START RECORDS PROVIDED

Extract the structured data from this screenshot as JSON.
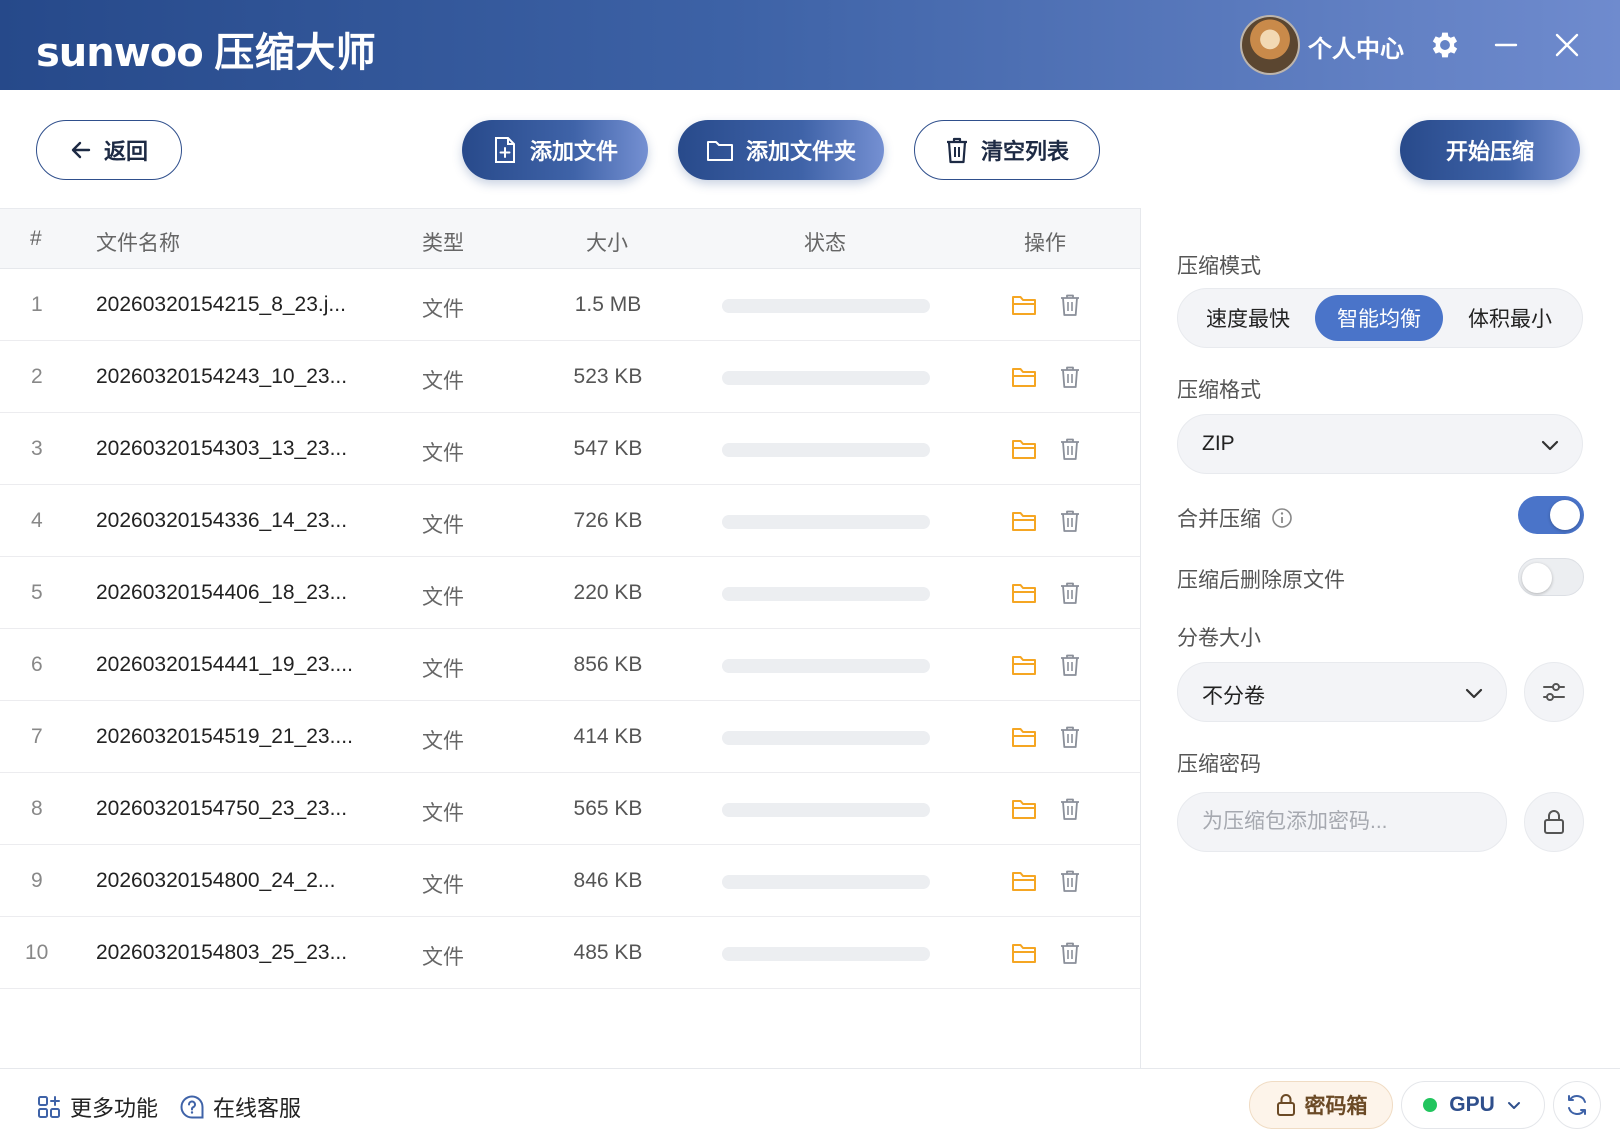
{
  "app": {
    "brand_latin": "sunwoo",
    "brand_cn": "压缩大师",
    "user_center": "个人中心"
  },
  "toolbar": {
    "back": "返回",
    "add_file": "添加文件",
    "add_folder": "添加文件夹",
    "clear_list": "清空列表",
    "start": "开始压缩"
  },
  "table": {
    "headers": {
      "idx": "#",
      "name": "文件名称",
      "type": "类型",
      "size": "大小",
      "status": "状态",
      "actions": "操作"
    },
    "rows": [
      {
        "idx": "1",
        "name": "20260320154215_8_23.j...",
        "type": "文件",
        "size": "1.5 MB",
        "progress": 0
      },
      {
        "idx": "2",
        "name": "20260320154243_10_23...",
        "type": "文件",
        "size": "523 KB",
        "progress": 0
      },
      {
        "idx": "3",
        "name": "20260320154303_13_23...",
        "type": "文件",
        "size": "547 KB",
        "progress": 0
      },
      {
        "idx": "4",
        "name": "20260320154336_14_23...",
        "type": "文件",
        "size": "726 KB",
        "progress": 0
      },
      {
        "idx": "5",
        "name": "20260320154406_18_23...",
        "type": "文件",
        "size": "220 KB",
        "progress": 0
      },
      {
        "idx": "6",
        "name": "20260320154441_19_23....",
        "type": "文件",
        "size": "856 KB",
        "progress": 0
      },
      {
        "idx": "7",
        "name": "20260320154519_21_23....",
        "type": "文件",
        "size": "414 KB",
        "progress": 0
      },
      {
        "idx": "8",
        "name": "20260320154750_23_23...",
        "type": "文件",
        "size": "565 KB",
        "progress": 0
      },
      {
        "idx": "9",
        "name": "20260320154800_24_2...",
        "type": "文件",
        "size": "846 KB",
        "progress": 0
      },
      {
        "idx": "10",
        "name": "20260320154803_25_23...",
        "type": "文件",
        "size": "485 KB",
        "progress": 0
      }
    ]
  },
  "settings": {
    "mode_label": "压缩模式",
    "modes": [
      "速度最快",
      "智能均衡",
      "体积最小"
    ],
    "selected_mode": "智能均衡",
    "format_label": "压缩格式",
    "format_value": "ZIP",
    "merge_label": "合并压缩",
    "merge_on": true,
    "delete_label": "压缩后删除原文件",
    "delete_on": false,
    "split_label": "分卷大小",
    "split_value": "不分卷",
    "password_label": "压缩密码",
    "password_placeholder": "为压缩包添加密码..."
  },
  "footer": {
    "more": "更多功能",
    "support": "在线客服",
    "password_box": "密码箱",
    "gpu": "GPU"
  },
  "colors": {
    "accent": "#4a74c9",
    "brand_dark": "#284a8b",
    "folder_icon": "#f5a623",
    "gpu_status": "#22c55e"
  }
}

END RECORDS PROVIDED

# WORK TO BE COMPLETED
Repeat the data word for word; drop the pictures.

# RESPONSE TO THE EXERCISE
Extract the structured data from this screenshot as JSON.
{
  "app": {
    "brand_latin": "sunwoo",
    "brand_cn": "压缩大师",
    "user_center": "个人中心"
  },
  "toolbar": {
    "back": "返回",
    "add_file": "添加文件",
    "add_folder": "添加文件夹",
    "clear_list": "清空列表",
    "start": "开始压缩"
  },
  "table": {
    "headers": {
      "idx": "#",
      "name": "文件名称",
      "type": "类型",
      "size": "大小",
      "status": "状态",
      "actions": "操作"
    },
    "rows": [
      {
        "idx": "1",
        "name": "20260320154215_8_23.j...",
        "type": "文件",
        "size": "1.5 MB",
        "progress": 0
      },
      {
        "idx": "2",
        "name": "20260320154243_10_23...",
        "type": "文件",
        "size": "523 KB",
        "progress": 0
      },
      {
        "idx": "3",
        "name": "20260320154303_13_23...",
        "type": "文件",
        "size": "547 KB",
        "progress": 0
      },
      {
        "idx": "4",
        "name": "20260320154336_14_23...",
        "type": "文件",
        "size": "726 KB",
        "progress": 0
      },
      {
        "idx": "5",
        "name": "20260320154406_18_23...",
        "type": "文件",
        "size": "220 KB",
        "progress": 0
      },
      {
        "idx": "6",
        "name": "20260320154441_19_23....",
        "type": "文件",
        "size": "856 KB",
        "progress": 0
      },
      {
        "idx": "7",
        "name": "20260320154519_21_23....",
        "type": "文件",
        "size": "414 KB",
        "progress": 0
      },
      {
        "idx": "8",
        "name": "20260320154750_23_23...",
        "type": "文件",
        "size": "565 KB",
        "progress": 0
      },
      {
        "idx": "9",
        "name": "20260320154800_24_2...",
        "type": "文件",
        "size": "846 KB",
        "progress": 0
      },
      {
        "idx": "10",
        "name": "20260320154803_25_23...",
        "type": "文件",
        "size": "485 KB",
        "progress": 0
      }
    ]
  },
  "settings": {
    "mode_label": "压缩模式",
    "modes": [
      "速度最快",
      "智能均衡",
      "体积最小"
    ],
    "selected_mode": "智能均衡",
    "format_label": "压缩格式",
    "format_value": "ZIP",
    "merge_label": "合并压缩",
    "merge_on": true,
    "delete_label": "压缩后删除原文件",
    "delete_on": false,
    "split_label": "分卷大小",
    "split_value": "不分卷",
    "password_label": "压缩密码",
    "password_placeholder": "为压缩包添加密码..."
  },
  "footer": {
    "more": "更多功能",
    "support": "在线客服",
    "password_box": "密码箱",
    "gpu": "GPU"
  },
  "colors": {
    "accent": "#4a74c9",
    "brand_dark": "#284a8b",
    "folder_icon": "#f5a623",
    "gpu_status": "#22c55e"
  }
}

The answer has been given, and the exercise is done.